- Task description -
Would you please copy each line of the data in which the string "Cancelled" occurs?

- Provided data -
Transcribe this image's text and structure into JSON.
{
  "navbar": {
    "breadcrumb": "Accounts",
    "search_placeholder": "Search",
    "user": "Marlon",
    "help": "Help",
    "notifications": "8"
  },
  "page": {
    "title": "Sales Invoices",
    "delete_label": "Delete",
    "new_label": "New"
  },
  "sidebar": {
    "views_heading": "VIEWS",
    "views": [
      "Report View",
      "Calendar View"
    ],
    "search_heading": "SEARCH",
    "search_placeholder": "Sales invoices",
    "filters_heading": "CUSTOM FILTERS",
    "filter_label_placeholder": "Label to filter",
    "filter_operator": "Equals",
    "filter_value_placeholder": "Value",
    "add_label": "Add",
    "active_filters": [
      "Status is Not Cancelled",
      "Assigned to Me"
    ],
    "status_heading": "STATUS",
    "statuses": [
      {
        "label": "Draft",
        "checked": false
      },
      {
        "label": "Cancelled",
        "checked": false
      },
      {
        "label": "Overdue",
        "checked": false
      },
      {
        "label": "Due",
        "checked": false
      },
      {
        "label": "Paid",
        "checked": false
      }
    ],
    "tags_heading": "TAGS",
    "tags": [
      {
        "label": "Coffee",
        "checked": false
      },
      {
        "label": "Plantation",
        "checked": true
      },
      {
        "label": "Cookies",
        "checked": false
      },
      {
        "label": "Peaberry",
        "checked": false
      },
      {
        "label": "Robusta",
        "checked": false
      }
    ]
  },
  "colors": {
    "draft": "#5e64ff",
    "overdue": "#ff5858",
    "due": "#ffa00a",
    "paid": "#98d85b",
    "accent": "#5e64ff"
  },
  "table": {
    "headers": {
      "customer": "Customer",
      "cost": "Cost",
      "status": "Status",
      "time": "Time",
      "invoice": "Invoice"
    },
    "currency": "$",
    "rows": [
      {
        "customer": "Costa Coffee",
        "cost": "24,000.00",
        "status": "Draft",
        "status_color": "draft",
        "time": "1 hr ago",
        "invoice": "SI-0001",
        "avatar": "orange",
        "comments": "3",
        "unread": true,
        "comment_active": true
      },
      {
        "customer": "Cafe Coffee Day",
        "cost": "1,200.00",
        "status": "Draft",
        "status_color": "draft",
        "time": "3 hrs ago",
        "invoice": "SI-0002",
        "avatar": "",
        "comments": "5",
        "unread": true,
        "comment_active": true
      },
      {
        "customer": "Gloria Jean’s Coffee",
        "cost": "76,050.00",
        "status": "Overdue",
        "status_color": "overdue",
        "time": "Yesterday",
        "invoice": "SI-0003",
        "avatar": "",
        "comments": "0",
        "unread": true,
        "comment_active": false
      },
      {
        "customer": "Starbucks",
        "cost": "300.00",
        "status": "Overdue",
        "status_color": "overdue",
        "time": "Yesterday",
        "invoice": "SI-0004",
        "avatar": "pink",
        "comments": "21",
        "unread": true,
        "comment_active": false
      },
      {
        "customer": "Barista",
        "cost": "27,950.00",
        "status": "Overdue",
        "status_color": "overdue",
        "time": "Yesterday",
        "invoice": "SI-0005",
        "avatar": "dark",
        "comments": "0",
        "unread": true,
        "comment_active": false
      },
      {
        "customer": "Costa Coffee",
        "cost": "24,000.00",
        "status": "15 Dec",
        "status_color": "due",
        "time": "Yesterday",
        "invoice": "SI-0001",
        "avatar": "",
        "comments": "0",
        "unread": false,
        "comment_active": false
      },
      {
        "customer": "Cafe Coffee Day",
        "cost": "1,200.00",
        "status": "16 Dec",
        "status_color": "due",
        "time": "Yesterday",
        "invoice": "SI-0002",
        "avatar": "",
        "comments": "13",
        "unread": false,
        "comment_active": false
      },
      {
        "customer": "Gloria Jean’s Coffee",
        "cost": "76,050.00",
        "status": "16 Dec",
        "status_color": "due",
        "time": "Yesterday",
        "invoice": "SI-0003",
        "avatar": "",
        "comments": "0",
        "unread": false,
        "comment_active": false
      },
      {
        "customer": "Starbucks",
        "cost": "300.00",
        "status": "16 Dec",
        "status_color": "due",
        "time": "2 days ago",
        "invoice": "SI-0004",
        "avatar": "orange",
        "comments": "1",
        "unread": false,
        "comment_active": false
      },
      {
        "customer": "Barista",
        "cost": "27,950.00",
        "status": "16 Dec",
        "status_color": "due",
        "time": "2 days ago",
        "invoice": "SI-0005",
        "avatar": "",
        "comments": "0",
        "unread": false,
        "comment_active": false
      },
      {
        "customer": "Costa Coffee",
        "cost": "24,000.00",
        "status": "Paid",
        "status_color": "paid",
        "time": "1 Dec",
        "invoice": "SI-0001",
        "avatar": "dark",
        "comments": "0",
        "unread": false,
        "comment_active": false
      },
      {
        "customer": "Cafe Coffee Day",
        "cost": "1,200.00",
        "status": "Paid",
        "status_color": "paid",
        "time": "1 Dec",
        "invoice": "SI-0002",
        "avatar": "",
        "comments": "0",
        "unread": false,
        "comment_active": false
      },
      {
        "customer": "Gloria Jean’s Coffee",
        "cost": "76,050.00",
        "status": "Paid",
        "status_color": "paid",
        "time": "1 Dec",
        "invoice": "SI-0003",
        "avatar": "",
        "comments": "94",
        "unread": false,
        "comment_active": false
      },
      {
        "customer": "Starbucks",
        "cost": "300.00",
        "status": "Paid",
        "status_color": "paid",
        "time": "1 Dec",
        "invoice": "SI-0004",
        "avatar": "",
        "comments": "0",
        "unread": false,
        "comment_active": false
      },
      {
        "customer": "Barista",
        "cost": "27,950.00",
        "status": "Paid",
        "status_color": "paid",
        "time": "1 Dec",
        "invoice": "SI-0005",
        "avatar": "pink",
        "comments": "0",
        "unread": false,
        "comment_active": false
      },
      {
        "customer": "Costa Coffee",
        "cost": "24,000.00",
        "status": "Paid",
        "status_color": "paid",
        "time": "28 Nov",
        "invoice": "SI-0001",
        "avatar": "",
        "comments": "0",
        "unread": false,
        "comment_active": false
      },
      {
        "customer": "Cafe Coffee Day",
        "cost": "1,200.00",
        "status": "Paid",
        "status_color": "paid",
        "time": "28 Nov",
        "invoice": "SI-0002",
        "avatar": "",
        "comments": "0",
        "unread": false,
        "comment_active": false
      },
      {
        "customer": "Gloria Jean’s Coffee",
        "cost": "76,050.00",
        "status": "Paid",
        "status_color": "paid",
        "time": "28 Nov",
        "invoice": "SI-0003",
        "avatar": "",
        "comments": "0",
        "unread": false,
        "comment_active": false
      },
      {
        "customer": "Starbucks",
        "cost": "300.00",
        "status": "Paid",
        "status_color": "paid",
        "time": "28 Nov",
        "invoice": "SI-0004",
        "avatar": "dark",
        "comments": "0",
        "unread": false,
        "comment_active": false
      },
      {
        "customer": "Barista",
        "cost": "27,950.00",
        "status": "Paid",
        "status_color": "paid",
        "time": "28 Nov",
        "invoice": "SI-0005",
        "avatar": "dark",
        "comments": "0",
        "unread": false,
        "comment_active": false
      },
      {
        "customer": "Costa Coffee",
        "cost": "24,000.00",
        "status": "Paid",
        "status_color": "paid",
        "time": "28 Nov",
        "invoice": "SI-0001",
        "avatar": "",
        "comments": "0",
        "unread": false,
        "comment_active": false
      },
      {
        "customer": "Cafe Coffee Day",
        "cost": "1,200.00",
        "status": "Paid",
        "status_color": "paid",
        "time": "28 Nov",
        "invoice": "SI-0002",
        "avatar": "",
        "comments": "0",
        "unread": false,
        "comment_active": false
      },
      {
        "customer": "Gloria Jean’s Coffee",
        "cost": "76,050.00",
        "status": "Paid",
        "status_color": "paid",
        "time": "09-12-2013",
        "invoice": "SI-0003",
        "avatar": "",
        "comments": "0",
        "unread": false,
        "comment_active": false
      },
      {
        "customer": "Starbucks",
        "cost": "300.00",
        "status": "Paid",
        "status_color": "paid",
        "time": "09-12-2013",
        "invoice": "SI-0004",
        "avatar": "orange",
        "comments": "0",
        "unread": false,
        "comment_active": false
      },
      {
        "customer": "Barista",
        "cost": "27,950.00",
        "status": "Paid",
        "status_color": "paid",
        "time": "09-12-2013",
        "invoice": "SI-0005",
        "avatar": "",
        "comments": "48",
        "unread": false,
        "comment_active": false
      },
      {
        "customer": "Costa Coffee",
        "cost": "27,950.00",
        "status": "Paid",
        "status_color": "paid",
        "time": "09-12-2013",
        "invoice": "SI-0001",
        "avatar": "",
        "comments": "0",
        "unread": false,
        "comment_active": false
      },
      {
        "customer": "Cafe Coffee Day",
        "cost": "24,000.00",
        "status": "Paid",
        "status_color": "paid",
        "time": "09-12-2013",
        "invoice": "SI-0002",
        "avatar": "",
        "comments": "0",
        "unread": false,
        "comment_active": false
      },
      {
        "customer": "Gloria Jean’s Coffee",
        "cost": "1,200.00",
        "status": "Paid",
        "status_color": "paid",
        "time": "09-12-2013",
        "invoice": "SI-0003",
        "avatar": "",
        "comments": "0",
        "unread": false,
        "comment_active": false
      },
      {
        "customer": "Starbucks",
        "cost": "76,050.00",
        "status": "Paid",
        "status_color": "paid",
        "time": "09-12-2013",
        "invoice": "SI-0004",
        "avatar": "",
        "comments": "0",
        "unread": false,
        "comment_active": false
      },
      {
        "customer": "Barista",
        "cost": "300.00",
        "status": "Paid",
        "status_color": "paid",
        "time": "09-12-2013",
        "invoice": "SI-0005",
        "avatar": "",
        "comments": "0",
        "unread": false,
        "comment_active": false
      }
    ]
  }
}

- Written reply -
      "Status is Not Cancelled",
        "label": "Cancelled",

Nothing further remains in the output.